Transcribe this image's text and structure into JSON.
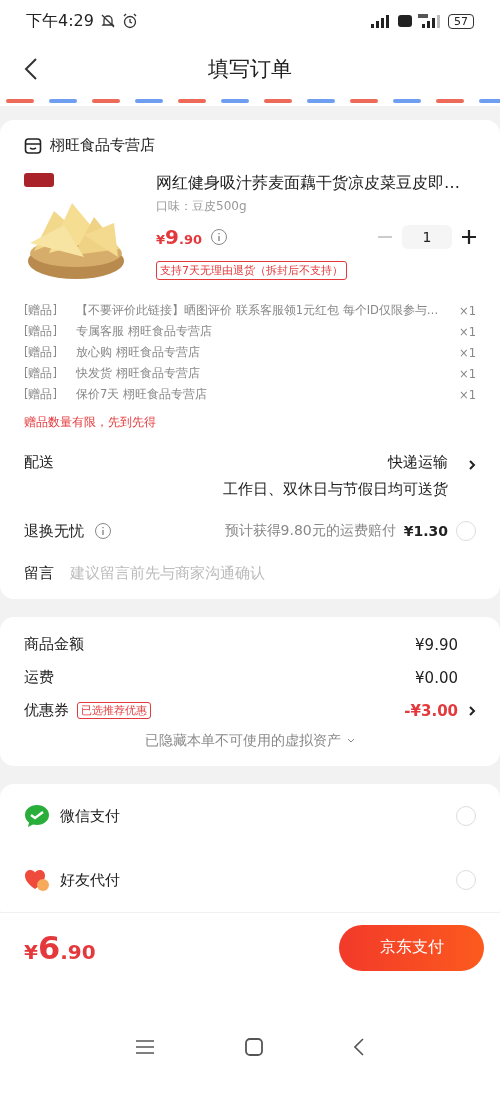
{
  "status_bar": {
    "time": "下午4:29",
    "battery": "57"
  },
  "header": {
    "title": "填写订单"
  },
  "store": {
    "name": "栩旺食品专营店"
  },
  "product": {
    "kind": "picture",
    "title": "网红健身吸汁荞麦面藕干货凉皮菜豆皮即…",
    "spec": "口味：豆皮500g",
    "price": {
      "currency": "¥",
      "integer": "9",
      "decimal": ".90"
    },
    "quantity": "1",
    "minus_disabled": true,
    "return_tag": "支持7天无理由退货（拆封后不支持）"
  },
  "gifts": [
    {
      "tag": "[赠品]",
      "name": "【不要评价此链接】晒图评价 联系客服领1元红包 每个ID仅限参与…",
      "qty": "×1"
    },
    {
      "tag": "[赠品]",
      "name": "专属客服 栩旺食品专营店",
      "qty": "×1"
    },
    {
      "tag": "[赠品]",
      "name": "放心购 栩旺食品专营店",
      "qty": "×1"
    },
    {
      "tag": "[赠品]",
      "name": "快发货 栩旺食品专营店",
      "qty": "×1"
    },
    {
      "tag": "[赠品]",
      "name": "保价7天 栩旺食品专营店",
      "qty": "×1"
    }
  ],
  "gift_notice": "赠品数量有限，先到先得",
  "delivery": {
    "label": "配送",
    "method": "快递运输",
    "note": "工作日、双休日与节假日均可送货"
  },
  "return_insurance": {
    "label": "退换无忧",
    "description": "预计获得9.80元的运费赔付",
    "price": "¥1.30",
    "selected": false
  },
  "message": {
    "label": "留言",
    "placeholder": "建议留言前先与商家沟通确认"
  },
  "summary": [
    {
      "kind": "plain",
      "label": "商品金额",
      "value": "¥9.90"
    },
    {
      "kind": "plain",
      "label": "运费",
      "value": "¥0.00"
    },
    {
      "kind": "coupon",
      "label": "优惠券",
      "tag": "已选推荐优惠",
      "value": "-¥3.00"
    }
  ],
  "hidden_assets": "已隐藏本单不可使用的虚拟资产",
  "payment_methods": [
    {
      "kind": "wechat",
      "label": "微信支付",
      "selected": false
    },
    {
      "kind": "friend",
      "label": "好友代付",
      "selected": false
    }
  ],
  "footer": {
    "currency": "¥",
    "integer": "6",
    "decimal": ".90",
    "pay_button": "京东支付"
  }
}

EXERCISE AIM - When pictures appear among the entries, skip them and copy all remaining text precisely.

OUTPUT OF THE EXERCISE -
Transcribe this image's text and structure into JSON.
{
  "status_bar": {
    "time": "下午4:29",
    "battery": "57"
  },
  "header": {
    "title": "填写订单"
  },
  "store": {
    "name": "栩旺食品专营店"
  },
  "product": {
    "kind": "picture",
    "title": "网红健身吸汁荞麦面藕干货凉皮菜豆皮即…",
    "spec": "口味：豆皮500g",
    "price": {
      "currency": "¥",
      "integer": "9",
      "decimal": ".90"
    },
    "quantity": "1",
    "minus_disabled": true,
    "return_tag": "支持7天无理由退货（拆封后不支持）"
  },
  "gifts": [
    {
      "tag": "[赠品]",
      "name": "【不要评价此链接】晒图评价 联系客服领1元红包 每个ID仅限参与…",
      "qty": "×1"
    },
    {
      "tag": "[赠品]",
      "name": "专属客服 栩旺食品专营店",
      "qty": "×1"
    },
    {
      "tag": "[赠品]",
      "name": "放心购 栩旺食品专营店",
      "qty": "×1"
    },
    {
      "tag": "[赠品]",
      "name": "快发货 栩旺食品专营店",
      "qty": "×1"
    },
    {
      "tag": "[赠品]",
      "name": "保价7天 栩旺食品专营店",
      "qty": "×1"
    }
  ],
  "gift_notice": "赠品数量有限，先到先得",
  "delivery": {
    "label": "配送",
    "method": "快递运输",
    "note": "工作日、双休日与节假日均可送货"
  },
  "return_insurance": {
    "label": "退换无忧",
    "description": "预计获得9.80元的运费赔付",
    "price": "¥1.30",
    "selected": false
  },
  "message": {
    "label": "留言",
    "placeholder": "建议留言前先与商家沟通确认"
  },
  "summary": [
    {
      "kind": "plain",
      "label": "商品金额",
      "value": "¥9.90"
    },
    {
      "kind": "plain",
      "label": "运费",
      "value": "¥0.00"
    },
    {
      "kind": "coupon",
      "label": "优惠券",
      "tag": "已选推荐优惠",
      "value": "-¥3.00"
    }
  ],
  "hidden_assets": "已隐藏本单不可使用的虚拟资产",
  "payment_methods": [
    {
      "kind": "wechat",
      "label": "微信支付",
      "selected": false
    },
    {
      "kind": "friend",
      "label": "好友代付",
      "selected": false
    }
  ],
  "footer": {
    "currency": "¥",
    "integer": "6",
    "decimal": ".90",
    "pay_button": "京东支付"
  }
}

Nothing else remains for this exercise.